**Directions:** For the records below, tally the lines that include the word "date" and report the number alone.

------------------------------------

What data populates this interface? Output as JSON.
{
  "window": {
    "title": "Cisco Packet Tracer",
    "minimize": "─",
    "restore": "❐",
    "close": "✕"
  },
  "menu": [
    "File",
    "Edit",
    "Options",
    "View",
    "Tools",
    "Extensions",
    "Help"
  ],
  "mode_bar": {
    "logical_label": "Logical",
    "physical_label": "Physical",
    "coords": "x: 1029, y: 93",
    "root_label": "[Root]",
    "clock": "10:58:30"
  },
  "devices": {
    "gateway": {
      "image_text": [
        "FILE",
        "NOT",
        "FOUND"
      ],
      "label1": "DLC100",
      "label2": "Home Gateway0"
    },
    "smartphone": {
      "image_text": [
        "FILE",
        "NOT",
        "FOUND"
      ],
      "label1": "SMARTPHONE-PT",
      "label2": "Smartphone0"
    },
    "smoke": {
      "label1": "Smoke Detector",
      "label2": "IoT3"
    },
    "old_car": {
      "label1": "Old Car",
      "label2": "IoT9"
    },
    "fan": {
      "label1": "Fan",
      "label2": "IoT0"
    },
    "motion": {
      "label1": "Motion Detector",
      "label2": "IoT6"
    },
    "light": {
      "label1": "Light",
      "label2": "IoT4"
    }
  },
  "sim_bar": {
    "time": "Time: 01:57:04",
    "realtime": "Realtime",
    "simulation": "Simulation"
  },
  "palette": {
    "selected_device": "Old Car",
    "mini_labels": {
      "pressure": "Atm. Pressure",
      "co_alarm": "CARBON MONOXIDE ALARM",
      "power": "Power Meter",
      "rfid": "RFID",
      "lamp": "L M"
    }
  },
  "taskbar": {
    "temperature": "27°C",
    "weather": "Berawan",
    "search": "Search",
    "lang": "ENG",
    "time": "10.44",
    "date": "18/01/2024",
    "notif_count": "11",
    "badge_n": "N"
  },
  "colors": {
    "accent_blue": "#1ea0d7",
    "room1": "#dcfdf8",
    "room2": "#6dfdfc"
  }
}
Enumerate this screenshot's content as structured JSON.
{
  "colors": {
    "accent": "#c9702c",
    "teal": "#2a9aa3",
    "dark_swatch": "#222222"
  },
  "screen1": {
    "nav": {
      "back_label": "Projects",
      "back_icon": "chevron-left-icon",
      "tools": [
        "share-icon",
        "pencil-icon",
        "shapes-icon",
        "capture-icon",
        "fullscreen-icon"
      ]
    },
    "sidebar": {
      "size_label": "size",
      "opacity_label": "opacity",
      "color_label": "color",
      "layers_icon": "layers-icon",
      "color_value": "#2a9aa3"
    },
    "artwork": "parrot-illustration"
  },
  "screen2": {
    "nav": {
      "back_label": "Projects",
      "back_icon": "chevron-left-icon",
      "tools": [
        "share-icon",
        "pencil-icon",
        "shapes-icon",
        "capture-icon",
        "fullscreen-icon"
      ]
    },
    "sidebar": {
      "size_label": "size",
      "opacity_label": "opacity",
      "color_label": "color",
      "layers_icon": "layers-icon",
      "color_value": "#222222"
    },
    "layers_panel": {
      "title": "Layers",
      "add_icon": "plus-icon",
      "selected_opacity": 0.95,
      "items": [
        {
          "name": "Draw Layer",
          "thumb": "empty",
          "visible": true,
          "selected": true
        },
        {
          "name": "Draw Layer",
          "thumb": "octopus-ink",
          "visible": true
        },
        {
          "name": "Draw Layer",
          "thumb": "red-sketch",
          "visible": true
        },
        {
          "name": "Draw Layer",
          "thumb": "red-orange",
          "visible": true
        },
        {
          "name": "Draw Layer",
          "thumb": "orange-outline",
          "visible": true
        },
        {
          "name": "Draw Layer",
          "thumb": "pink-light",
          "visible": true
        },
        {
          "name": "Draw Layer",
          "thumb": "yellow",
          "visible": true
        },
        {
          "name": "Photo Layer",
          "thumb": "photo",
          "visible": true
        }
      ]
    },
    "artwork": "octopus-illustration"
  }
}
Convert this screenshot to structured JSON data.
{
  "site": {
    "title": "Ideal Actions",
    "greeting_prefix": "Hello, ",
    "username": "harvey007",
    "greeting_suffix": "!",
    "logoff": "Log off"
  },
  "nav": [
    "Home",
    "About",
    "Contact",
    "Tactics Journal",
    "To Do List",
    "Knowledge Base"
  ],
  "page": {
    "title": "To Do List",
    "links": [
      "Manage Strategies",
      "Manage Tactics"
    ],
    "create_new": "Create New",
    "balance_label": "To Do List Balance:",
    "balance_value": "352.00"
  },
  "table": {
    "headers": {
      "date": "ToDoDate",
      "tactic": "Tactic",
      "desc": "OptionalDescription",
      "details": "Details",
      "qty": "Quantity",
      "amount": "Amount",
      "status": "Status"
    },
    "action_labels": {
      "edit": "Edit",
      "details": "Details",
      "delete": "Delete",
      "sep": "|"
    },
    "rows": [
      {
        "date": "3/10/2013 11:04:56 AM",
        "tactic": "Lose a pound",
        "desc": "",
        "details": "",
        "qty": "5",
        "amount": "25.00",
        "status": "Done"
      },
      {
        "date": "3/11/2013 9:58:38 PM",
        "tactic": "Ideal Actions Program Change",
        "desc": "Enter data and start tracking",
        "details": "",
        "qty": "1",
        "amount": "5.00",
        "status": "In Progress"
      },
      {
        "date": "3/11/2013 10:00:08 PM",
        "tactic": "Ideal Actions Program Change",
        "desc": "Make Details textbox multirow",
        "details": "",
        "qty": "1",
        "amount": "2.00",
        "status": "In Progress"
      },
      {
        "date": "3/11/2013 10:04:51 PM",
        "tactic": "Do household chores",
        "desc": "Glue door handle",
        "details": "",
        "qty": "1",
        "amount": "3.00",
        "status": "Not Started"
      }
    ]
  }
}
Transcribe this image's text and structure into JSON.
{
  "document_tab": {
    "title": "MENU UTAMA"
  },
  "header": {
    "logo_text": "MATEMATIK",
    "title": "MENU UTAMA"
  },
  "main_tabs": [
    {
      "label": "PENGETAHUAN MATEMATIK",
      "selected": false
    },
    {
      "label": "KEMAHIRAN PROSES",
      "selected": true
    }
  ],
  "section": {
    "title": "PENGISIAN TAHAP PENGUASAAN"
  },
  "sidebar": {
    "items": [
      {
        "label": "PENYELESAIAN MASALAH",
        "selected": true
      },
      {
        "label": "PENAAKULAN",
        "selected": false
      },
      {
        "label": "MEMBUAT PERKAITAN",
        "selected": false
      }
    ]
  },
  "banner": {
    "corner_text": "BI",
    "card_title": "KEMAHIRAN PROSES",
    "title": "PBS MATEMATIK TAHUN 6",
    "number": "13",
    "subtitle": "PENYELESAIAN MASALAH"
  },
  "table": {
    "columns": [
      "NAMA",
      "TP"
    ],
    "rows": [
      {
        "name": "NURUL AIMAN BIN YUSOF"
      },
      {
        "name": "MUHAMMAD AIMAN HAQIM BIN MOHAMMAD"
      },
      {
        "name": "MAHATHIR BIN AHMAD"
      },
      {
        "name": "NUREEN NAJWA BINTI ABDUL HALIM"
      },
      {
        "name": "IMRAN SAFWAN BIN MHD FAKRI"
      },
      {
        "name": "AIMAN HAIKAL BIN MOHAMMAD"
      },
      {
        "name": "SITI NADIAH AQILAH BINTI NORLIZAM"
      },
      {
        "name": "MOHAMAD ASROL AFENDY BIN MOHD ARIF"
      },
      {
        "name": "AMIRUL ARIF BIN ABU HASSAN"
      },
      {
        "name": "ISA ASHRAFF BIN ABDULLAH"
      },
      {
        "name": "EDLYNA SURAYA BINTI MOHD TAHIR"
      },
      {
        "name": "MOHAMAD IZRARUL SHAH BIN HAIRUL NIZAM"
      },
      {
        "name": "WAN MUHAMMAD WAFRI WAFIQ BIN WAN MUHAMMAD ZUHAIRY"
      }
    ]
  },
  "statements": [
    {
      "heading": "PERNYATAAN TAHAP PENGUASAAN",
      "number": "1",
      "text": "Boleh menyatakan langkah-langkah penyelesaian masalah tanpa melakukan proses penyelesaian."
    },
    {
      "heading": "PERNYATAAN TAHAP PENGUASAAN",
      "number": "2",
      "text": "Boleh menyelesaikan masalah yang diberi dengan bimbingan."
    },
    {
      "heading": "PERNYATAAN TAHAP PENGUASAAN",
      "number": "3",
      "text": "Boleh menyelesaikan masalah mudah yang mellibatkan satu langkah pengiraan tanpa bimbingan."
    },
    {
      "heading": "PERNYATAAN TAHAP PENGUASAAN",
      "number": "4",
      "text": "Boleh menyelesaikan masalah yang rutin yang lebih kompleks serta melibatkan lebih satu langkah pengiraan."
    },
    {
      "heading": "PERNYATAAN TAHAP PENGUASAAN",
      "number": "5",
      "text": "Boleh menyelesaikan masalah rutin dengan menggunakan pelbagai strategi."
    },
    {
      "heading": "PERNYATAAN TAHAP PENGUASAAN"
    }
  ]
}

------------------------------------

**Your response:** 6